The British Library suffered a ransomware attack that first surfaced on 28 October 2023. They managed to get a searchable version of their online catalog available on 15 January 2024, but parts of their services are still impacted at the time of writing in April 2024.

They have published a helpful and detailed report on what happened. It’s a tale that will be recognized by security professionals globally. One phrase that hit home with me was that they could not bring back major software systems in their pre-attack form as they are “no longer supported by the vendor, or will not function on the new secure infrastructure ”. The detailed explanations paint a picture of tech debt and, occasionally, things are done for expediency at the cost of security or policy adherence.

The Initial point of compromise was “identified at the Terminal Services server. This terminal server was installed in February 2020 to facilitate efficient access for trusted external partners and internal IT administrators, as a replacement for the previous remote access system, which had been assessed as being insufficiently secure”. Despite its importance, and the library rolling out MFA in 2020, this server did not require it.

Remote access for IT admins and third parties that give the keys to the kingdom. It’s easy to be wise with hindsight.

If you read one thing, do read the incident review.

Controls need to be applied everywhere. Turning off MFA for systems that give admin access when MFA is required everywhere else in the name of admin productivity, does seem a glaring mistake but one I daresay many have taken.

The Opportunistic

The Log4J vulnerability allowing remote code execution (due to unsanitized inputs, not just MOVEit) was first disclosed in late 2021. And yet here we are with organizations still being breached due to it, with 1 in 3 applications currently using a vulnerable version of Log4J, according to Veracode.

Veracode also found that 79% of developers never update third-party libraries after including them in the code base.

Check for the vulnerabilities and know where they are in your code base. Again, Panaseer can help here with both our AppSec module and our vulnerability module.

Microsoft Exchange
Those still running Microsoft Exchange themselves must fear opening the news, as

Exchange continues to provide a happy hunting ground for automated attacks. Looking at data provided by is depressing. Just last month a vulnerability with 9.8 CVSS base score allowing privilege escalation was released, and it is now on the Known Exploited Vulnerabilities list.

Data from the ShadowServer dashboard finds that at the time of writing, there are over 88,000 publicly accessible exchange servers that possibly have critical vulnerabilities. These may have been mitigated, but all the same, it’s a shocking figure.

If you must run Exchange yourself, ensure you’re constantly applying patches. Unlike the UK Electoral Commission.

The Takeaway

Every organization has policies around their cybersecurity. Larger organizations are already feeling the heat from regulators and are spending too much of their time responding to audits and reporting. This is a trend that the Panaseer Security Leaders Peer Report has highlighted over the past five years it has conducted.

In summary:

  • The complexity of an organization’s digital estate is rising.
  • Technology is decentralizing whilst security remains central.
  • Audit demands are only going up.
  • Resource availability is only going down.

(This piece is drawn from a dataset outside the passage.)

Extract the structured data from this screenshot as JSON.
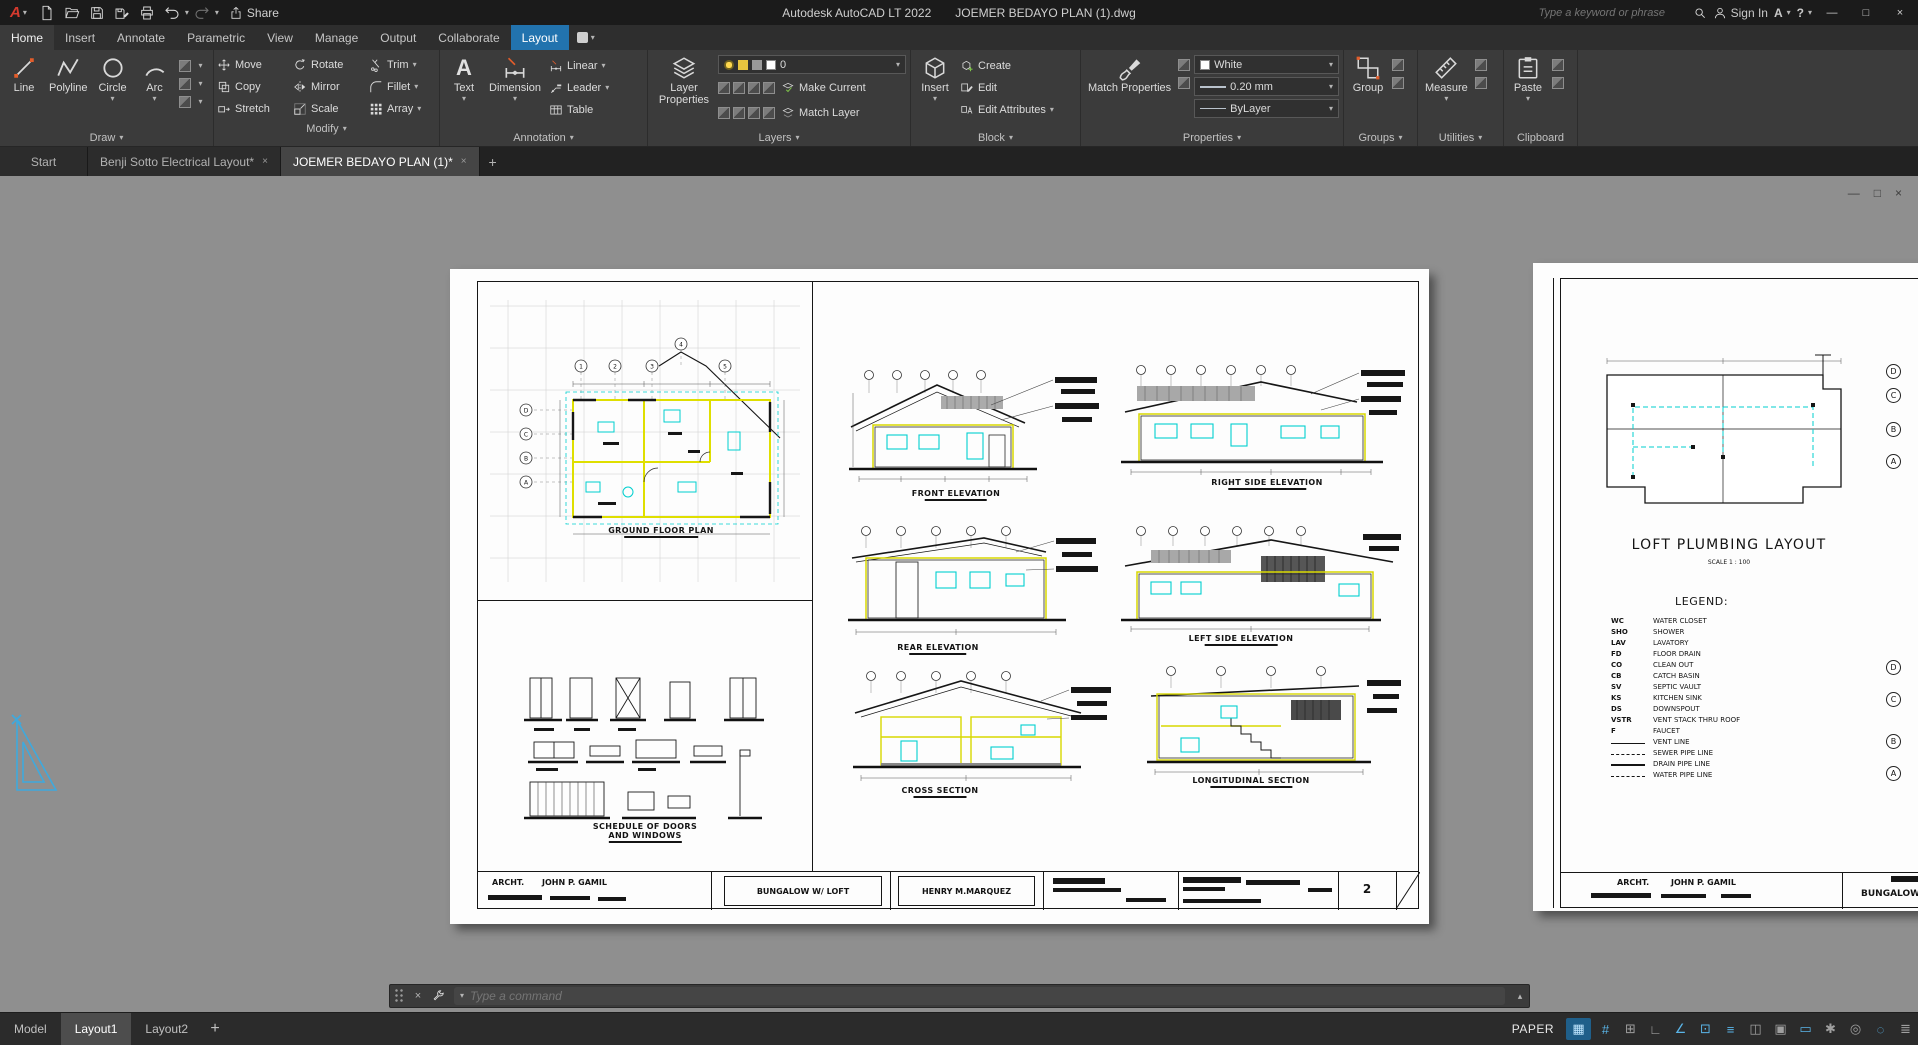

It’s time to change your thinking. Stop spending all your time on detecting, responding, and recovering, and focus more on identifying, protecting, and governing.

Talk to Panaseer. We can help you.